Journal of immunology (Baltimore, Md. : 1950)

Mucosal-associated invariant T cell deficiency in systemic lupus erythematosus.

PMID 25225673

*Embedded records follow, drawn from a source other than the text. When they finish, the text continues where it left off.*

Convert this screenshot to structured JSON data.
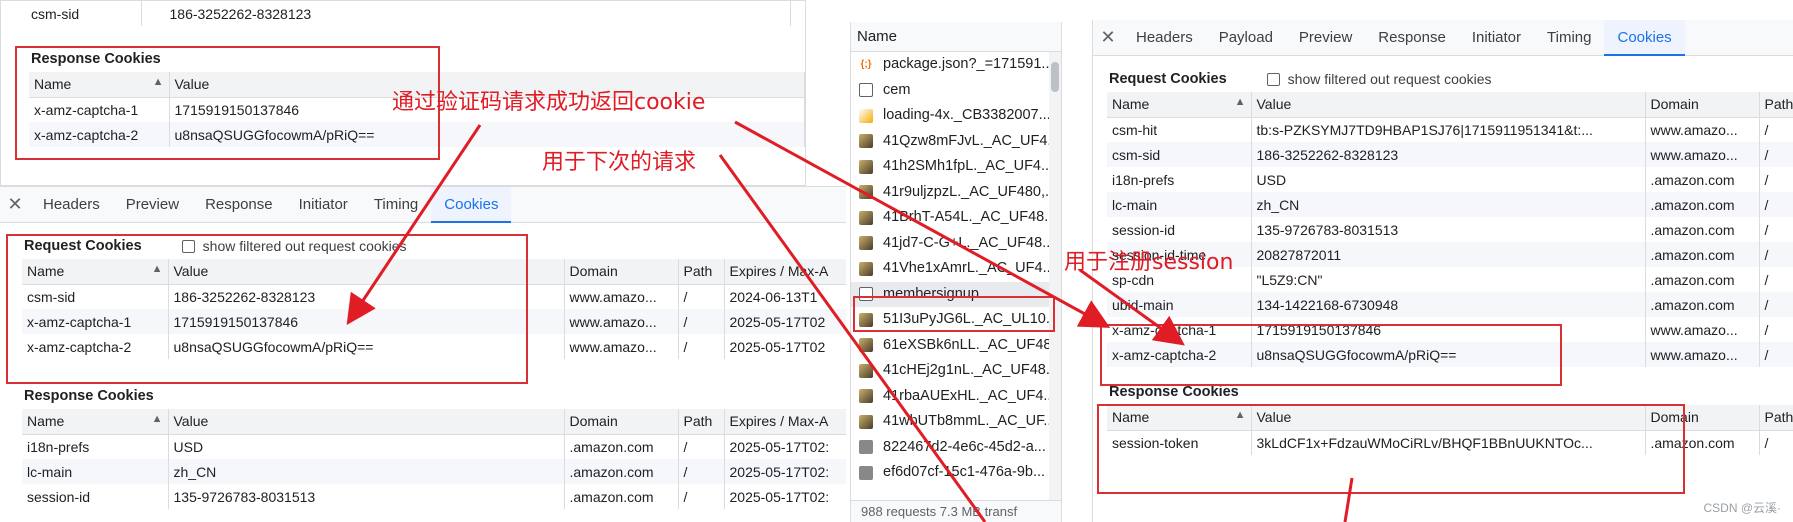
{
  "top_left_popup": {
    "csm_sid_row": {
      "name": "csm-sid",
      "value": "186-3252262-8328123"
    },
    "response_cookies_title": "Response Cookies",
    "headers": {
      "name": "Name",
      "value": "Value"
    },
    "rows": [
      {
        "name": "x-amz-captcha-1",
        "value": "1715919150137846"
      },
      {
        "name": "x-amz-captcha-2",
        "value": "u8nsaQSUGGfocowmA/pRiQ=="
      }
    ]
  },
  "left_panel": {
    "tabs": [
      "Headers",
      "Preview",
      "Response",
      "Initiator",
      "Timing",
      "Cookies"
    ],
    "active_tab": "Cookies",
    "request_cookies_title": "Request Cookies",
    "show_filtered": "show filtered out request cookies",
    "headers": {
      "name": "Name",
      "value": "Value",
      "domain": "Domain",
      "path": "Path",
      "expires": "Expires / Max-A"
    },
    "request_rows": [
      {
        "name": "csm-sid",
        "value": "186-3252262-8328123",
        "domain": "www.amazo...",
        "path": "/",
        "expires": "2024-06-13T1"
      },
      {
        "name": "x-amz-captcha-1",
        "value": "1715919150137846",
        "domain": "www.amazo...",
        "path": "/",
        "expires": "2025-05-17T02"
      },
      {
        "name": "x-amz-captcha-2",
        "value": "u8nsaQSUGGfocowmA/pRiQ==",
        "domain": "www.amazo...",
        "path": "/",
        "expires": "2025-05-17T02"
      }
    ],
    "response_cookies_title": "Response Cookies",
    "response_rows": [
      {
        "name": "i18n-prefs",
        "value": "USD",
        "domain": ".amazon.com",
        "path": "/",
        "expires": "2025-05-17T02:"
      },
      {
        "name": "lc-main",
        "value": "zh_CN",
        "domain": ".amazon.com",
        "path": "/",
        "expires": "2025-05-17T02:"
      },
      {
        "name": "session-id",
        "value": "135-9726783-8031513",
        "domain": ".amazon.com",
        "path": "/",
        "expires": "2025-05-17T02:"
      }
    ]
  },
  "request_list": {
    "header": "Name",
    "items": [
      {
        "label": "package.json?_=171591...",
        "icon": "json"
      },
      {
        "label": "cem",
        "icon": "doc"
      },
      {
        "label": "loading-4x._CB3382007...",
        "icon": "gif"
      },
      {
        "label": "41Qzw8mFJvL._AC_UF4...",
        "icon": "img"
      },
      {
        "label": "41h2SMh1fpL._AC_UF4...",
        "icon": "img"
      },
      {
        "label": "41r9uljzpzL._AC_UF480,...",
        "icon": "img"
      },
      {
        "label": "41BrhT-A54L._AC_UF48...",
        "icon": "img"
      },
      {
        "label": "41jd7-C-G+L._AC_UF48...",
        "icon": "img"
      },
      {
        "label": "41Vhe1xAmrL._AC_UF4...",
        "icon": "img"
      },
      {
        "label": "membersignup",
        "icon": "doc"
      },
      {
        "label": "51I3uPyJG6L._AC_UL10...",
        "icon": "img"
      },
      {
        "label": "61eXSBk6nLL._AC_UF48...",
        "icon": "img"
      },
      {
        "label": "41cHEj2g1nL._AC_UF48...",
        "icon": "img"
      },
      {
        "label": "41rbaAUExHL._AC_UF4...",
        "icon": "img"
      },
      {
        "label": "41wbUTb8mmL._AC_UF...",
        "icon": "img"
      },
      {
        "label": "822467d2-4e6c-45d2-a...",
        "icon": "other"
      },
      {
        "label": "ef6d07cf-15c1-476a-9b...",
        "icon": "other"
      }
    ],
    "footer": "988 requests   7.3 MB transf"
  },
  "right_panel": {
    "tabs": [
      "Headers",
      "Payload",
      "Preview",
      "Response",
      "Initiator",
      "Timing",
      "Cookies"
    ],
    "active_tab": "Cookies",
    "request_cookies_title": "Request Cookies",
    "show_filtered": "show filtered out request cookies",
    "headers": {
      "name": "Name",
      "value": "Value",
      "domain": "Domain",
      "path": "Path"
    },
    "request_rows": [
      {
        "name": "csm-hit",
        "value": "tb:s-PZKSYMJ7TD9HBAP1SJ76|1715911951341&t:...",
        "domain": "www.amazo...",
        "path": "/"
      },
      {
        "name": "csm-sid",
        "value": "186-3252262-8328123",
        "domain": "www.amazo...",
        "path": "/"
      },
      {
        "name": "i18n-prefs",
        "value": "USD",
        "domain": ".amazon.com",
        "path": "/"
      },
      {
        "name": "lc-main",
        "value": "zh_CN",
        "domain": ".amazon.com",
        "path": "/"
      },
      {
        "name": "session-id",
        "value": "135-9726783-8031513",
        "domain": ".amazon.com",
        "path": "/"
      },
      {
        "name": "session-id-time",
        "value": "20827872011",
        "domain": ".amazon.com",
        "path": "/"
      },
      {
        "name": "sp-cdn",
        "value": "\"L5Z9:CN\"",
        "domain": ".amazon.com",
        "path": "/"
      },
      {
        "name": "ubid-main",
        "value": "134-1422168-6730948",
        "domain": ".amazon.com",
        "path": "/"
      },
      {
        "name": "x-amz-captcha-1",
        "value": "1715919150137846",
        "domain": "www.amazo...",
        "path": "/"
      },
      {
        "name": "x-amz-captcha-2",
        "value": "u8nsaQSUGGfocowmA/pRiQ==",
        "domain": "www.amazo...",
        "path": "/"
      }
    ],
    "response_cookies_title": "Response Cookies",
    "response_rows": [
      {
        "name": "session-token",
        "value": "3kLdCF1x+FdzauWMoCiRLv/BHQF1BBnUUKNTOc...",
        "domain": ".amazon.com",
        "path": "/"
      }
    ]
  },
  "annotations": {
    "note1": "通过验证码请求成功返回cookie",
    "note2": "用于下次的请求",
    "note3": "用于注册session"
  },
  "watermark": "CSDN @云溪·",
  "colors": {
    "annotation_red": "#e01c25",
    "active_tab_blue": "#1a73e8"
  }
}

Mucosal-associated invariant T (MAIT) cells contribute to protection against certain microorganism infections and play an important role in mucosal immunity. However, the role of MAIT cells remains enigmatic in autoimmune diseases. In this study, we examined the level and function of MAIT cells in patients with rheumatic diseases. MAIT cell, cytokine, and programmed death-1 (PD-1) levels were measured by flow cytometry. Circulating MAIT cell levels were significantly reduced in systemic lupus erythematosus (SLE) and rheumatoid arthritis patients. In particular, this MAIT cell deficiency was more prominent in CD8(+) and double-negative T cell subsets, and significantly correlated with disease activity, such as SLE disease activity index and 28-joint disease activity score. Interestingly, MAIT cell frequency was significantly correlated with NKT cell frequency in SLE patients. IFN-γ production in MAIT cells was impaired in SLE patients, which was due to an intrinsic defect in the Ca(2+)/calcineurin/NFAT1 signaling pathway. In SLE patients, MAIT cells were poorly activated by α-galactosylceramide-stimulated NKT cells, thereby showing the dysfunction between MAIT cells and NKT cells. Notably, an elevated expression of PD-1 in MAIT cells and NKT cells was associated with SLE. In rheumatoid arthritis patients, MAIT cell levels were significantly higher in synovial fluid than in peripheral blood. Our study primarily demonstrates that MAIT cells are numerically and functionally deficient in SLE. In addition, we report a novel finding that this MAIT cell deficiency is associated with NKT cell deficiency and elevated PD-1 expression. These abnormalities possibly contribute to dysregulated mucosal immunity in SLE.